U.S. Space Deal Fails to Satisfy Russia

en days after the United States pledged to give Russia $400 million for its cooperation in joint space operations, the head of the Russian space agency complained Tuesday that he wanted much more money. "Of course it's not enough; I would have liked four times more," Yury Koptev told a press conference. "That doesn't mean we are not satisfied or that the Americans deceived us. It's just unfortunate that they are not buying more." Prime Minister Viktor Chernomyrdin and U.S. Vice President Al Gore signed the $400 million agreement on June 23, the latest in a series in recent years. It outlines joint cooperation in both nations' space-shuttle programs as well as on the initial design of a joint space station called Alpha. Russia has already received $28 million of those funds, and expects to get a total of $107 million before Oct. 1, said Koptev, who was formerly a top official in the Soviet state's military space program. The rest is expected to be paid before the end of 1997. The ultimate goal of the current cooperation is to build and maintain the Alpha space station, a $30 billion project which has been called the largest scientific collaboration ever.

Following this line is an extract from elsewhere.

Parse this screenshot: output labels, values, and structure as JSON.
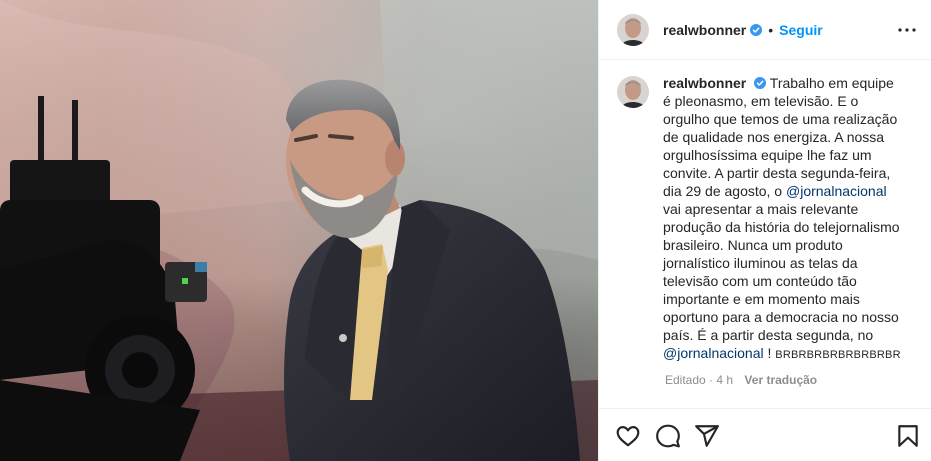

American astronauts and Russian cosmonauts will work aboard the craft after its scheduled 2001 maiden voyage. In a sign of growing U.S.-Russian space collaboration, Sergei Krikalev, a Russian cosmonaut, flew on the U.S. space shuttle Discovery in February. Two Americans are now training outside Moscow to fly aboard the Russian Mir station next year.